The Miami Marlins are expected to sign their star slugger, Giancarlo Stanton, to a 13-year, $325 million deal on Wednesday, the largest sports contract in American history.
Stanton, 25, came in second in the National League’s MVP voting this year, and held an impressive .288/.395/.555 batting line (batting average, on-base percentage and slugging) in 2014. Many baseball experts predict that Stanton will only get better over the coming years, and that the baseball world didn’t even get see him live up to his full potential this season after a wild pitch cut his season short.
Is Stanton worth that much dough? The slugger is just entering his prime, but as many baseball fans know, it’s common for players to hit a wall in their 30s, and injuries can sideline even the best.
Twins catcher and first baseman Joe Mauer is a prime example of the risks teams take when they sign stars to mega contracts, as Sports on Earth points out. Minnesota signed Mauer to an eight-year $184 million deal in 2010, following a MVP season in ’09.

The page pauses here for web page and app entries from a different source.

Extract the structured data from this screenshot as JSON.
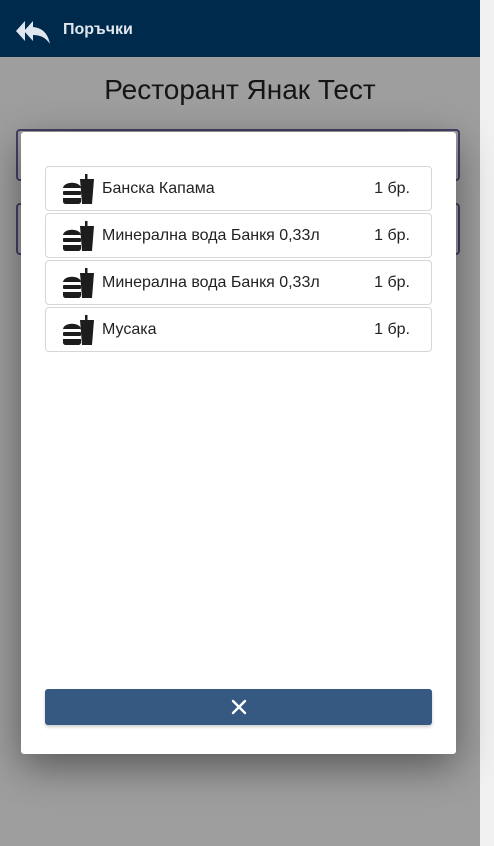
{
  "header": {
    "title": "Поръчки",
    "back_icon": "double-reply-arrow-icon"
  },
  "restaurant": {
    "name": "Ресторант Янак Тест"
  },
  "orders": [
    {
      "name": "Банска Капама",
      "qty": "1 бр.",
      "icon": "burger-drink-icon"
    },
    {
      "name": "Минерална вода Банкя 0,33л",
      "qty": "1 бр.",
      "icon": "burger-drink-icon"
    },
    {
      "name": "Минерална вода Банкя 0,33л",
      "qty": "1 бр.",
      "icon": "burger-drink-icon"
    },
    {
      "name": "Мусака",
      "qty": "1 бр.",
      "icon": "burger-drink-icon"
    }
  ],
  "dialog": {
    "close_icon": "close-icon"
  },
  "colors": {
    "header": "#002a4c",
    "button": "#355981",
    "card_border": "#6b6aa6"
  }
}
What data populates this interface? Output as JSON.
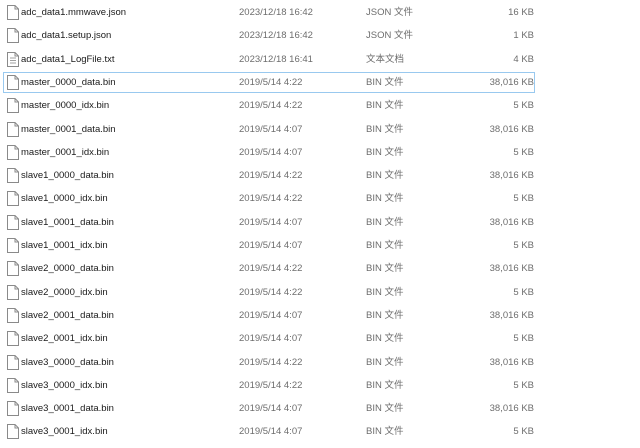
{
  "files": [
    {
      "name": "adc_data1.mmwave.json",
      "modified": "2023/12/18 16:42",
      "type": "JSON 文件",
      "size": "16 KB",
      "icon": "json-file-icon"
    },
    {
      "name": "adc_data1.setup.json",
      "modified": "2023/12/18 16:42",
      "type": "JSON 文件",
      "size": "1 KB",
      "icon": "json-file-icon"
    },
    {
      "name": "adc_data1_LogFile.txt",
      "modified": "2023/12/18 16:41",
      "type": "文本文档",
      "size": "4 KB",
      "icon": "text-file-icon"
    },
    {
      "name": "master_0000_data.bin",
      "modified": "2019/5/14 4:22",
      "type": "BIN 文件",
      "size": "38,016 KB",
      "icon": "bin-file-icon",
      "selected": true
    },
    {
      "name": "master_0000_idx.bin",
      "modified": "2019/5/14 4:22",
      "type": "BIN 文件",
      "size": "5 KB",
      "icon": "bin-file-icon"
    },
    {
      "name": "master_0001_data.bin",
      "modified": "2019/5/14 4:07",
      "type": "BIN 文件",
      "size": "38,016 KB",
      "icon": "bin-file-icon"
    },
    {
      "name": "master_0001_idx.bin",
      "modified": "2019/5/14 4:07",
      "type": "BIN 文件",
      "size": "5 KB",
      "icon": "bin-file-icon"
    },
    {
      "name": "slave1_0000_data.bin",
      "modified": "2019/5/14 4:22",
      "type": "BIN 文件",
      "size": "38,016 KB",
      "icon": "bin-file-icon"
    },
    {
      "name": "slave1_0000_idx.bin",
      "modified": "2019/5/14 4:22",
      "type": "BIN 文件",
      "size": "5 KB",
      "icon": "bin-file-icon"
    },
    {
      "name": "slave1_0001_data.bin",
      "modified": "2019/5/14 4:07",
      "type": "BIN 文件",
      "size": "38,016 KB",
      "icon": "bin-file-icon"
    },
    {
      "name": "slave1_0001_idx.bin",
      "modified": "2019/5/14 4:07",
      "type": "BIN 文件",
      "size": "5 KB",
      "icon": "bin-file-icon"
    },
    {
      "name": "slave2_0000_data.bin",
      "modified": "2019/5/14 4:22",
      "type": "BIN 文件",
      "size": "38,016 KB",
      "icon": "bin-file-icon"
    },
    {
      "name": "slave2_0000_idx.bin",
      "modified": "2019/5/14 4:22",
      "type": "BIN 文件",
      "size": "5 KB",
      "icon": "bin-file-icon"
    },
    {
      "name": "slave2_0001_data.bin",
      "modified": "2019/5/14 4:07",
      "type": "BIN 文件",
      "size": "38,016 KB",
      "icon": "bin-file-icon"
    },
    {
      "name": "slave2_0001_idx.bin",
      "modified": "2019/5/14 4:07",
      "type": "BIN 文件",
      "size": "5 KB",
      "icon": "bin-file-icon"
    },
    {
      "name": "slave3_0000_data.bin",
      "modified": "2019/5/14 4:22",
      "type": "BIN 文件",
      "size": "38,016 KB",
      "icon": "bin-file-icon"
    },
    {
      "name": "slave3_0000_idx.bin",
      "modified": "2019/5/14 4:22",
      "type": "BIN 文件",
      "size": "5 KB",
      "icon": "bin-file-icon"
    },
    {
      "name": "slave3_0001_data.bin",
      "modified": "2019/5/14 4:07",
      "type": "BIN 文件",
      "size": "38,016 KB",
      "icon": "bin-file-icon"
    },
    {
      "name": "slave3_0001_idx.bin",
      "modified": "2019/5/14 4:07",
      "type": "BIN 文件",
      "size": "5 KB",
      "icon": "bin-file-icon"
    }
  ]
}
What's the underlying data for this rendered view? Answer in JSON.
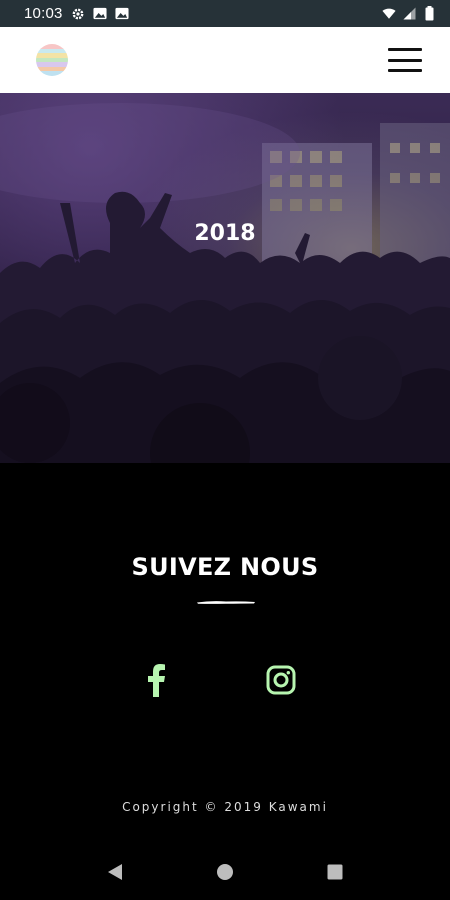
{
  "status_bar": {
    "time": "10:03",
    "icons": [
      "settings-icon",
      "image-icon",
      "image-icon",
      "wifi-icon",
      "signal-icon",
      "battery-icon"
    ]
  },
  "header": {
    "logo": "striped-circle-logo",
    "menu_icon": "hamburger-icon"
  },
  "hero": {
    "year": "2018"
  },
  "follow": {
    "title": "SUIVEZ NOUS",
    "social": [
      "facebook-icon",
      "instagram-icon"
    ],
    "icon_color": "#b7f5b0"
  },
  "footer": {
    "copyright": "Copyright © 2019 Kawami"
  },
  "nav_bar": {
    "buttons": [
      "back-icon",
      "home-icon",
      "recents-icon"
    ]
  },
  "colors": {
    "status_bar_bg": "#263238",
    "header_bg": "#ffffff",
    "page_bg": "#000000",
    "hero_tint": "#3b2b55",
    "accent_green": "#b7f5b0"
  }
}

The 31-year-old has had some all-star-quality years since his signing, but his .277/.361/.371 batting line in 2014 was underwhelming and he only participated 82 games in ’11.
His $23 million annual salary took 24.9 percent of the Twins’ $92.37 million payroll, according to Baseball Prospectus, and Minnesota finished dead last in the AL Central.
Dedicating 24.9 percent of payroll to a slumping player is crippling for any team, because it limits their ability to pull in top free agents in the offseason and bargain at the trade deadline.
However, an ESPN report on Tuesday suggested that the Marlins might avoid this issue, at least for the first few years of Stanton’s contract. According to the article, the outfielder’s contract will be heavily backloaded as $218 million of that money will come after his first six seasons, which is a whopping 67 percent of the total deal. After those first six seasons Stanton will also have the ability to opt out his contract.
Sources told ESPN that he agreed to this structure to help the Marlins build a team that could win now, adding that Stanton will only pull in $6.5 million in 2015. That’s just 14.9 percent of Miami’s 2014 payroll — if his salary was evenly spread out, it would represent more than half of this past season’s $43.63 million budget.
This is great news for the Marlins, a team that has done well in terms of winning championships over the last 20 years — they’ve won two World Series in that period — but has been financially handicapped throughout most of its short existence.
After the 2012 season, the Marlins unloaded nearly all of their top talent — including shortstop Jose Reyes, third baseman Hanley Ramirez and pitcher Josh Johnson — and enraged the city of Miami. This year, they had the fourth-worst attendance in MLB.
In other words, its unclear how the Marlins would both pay Stanton evenly throughout his 13-year contract and remain competitive at the same time, since their fan base has little love for their antics.
But, if the ESPN report is true, they won’t have to worry about that for another six years. We’ll know for certain after Miami’s 11 a.m. ET news conference that will officially announce the deal.
Here’s Stanton tying the Marlins’ home run record earlier this year.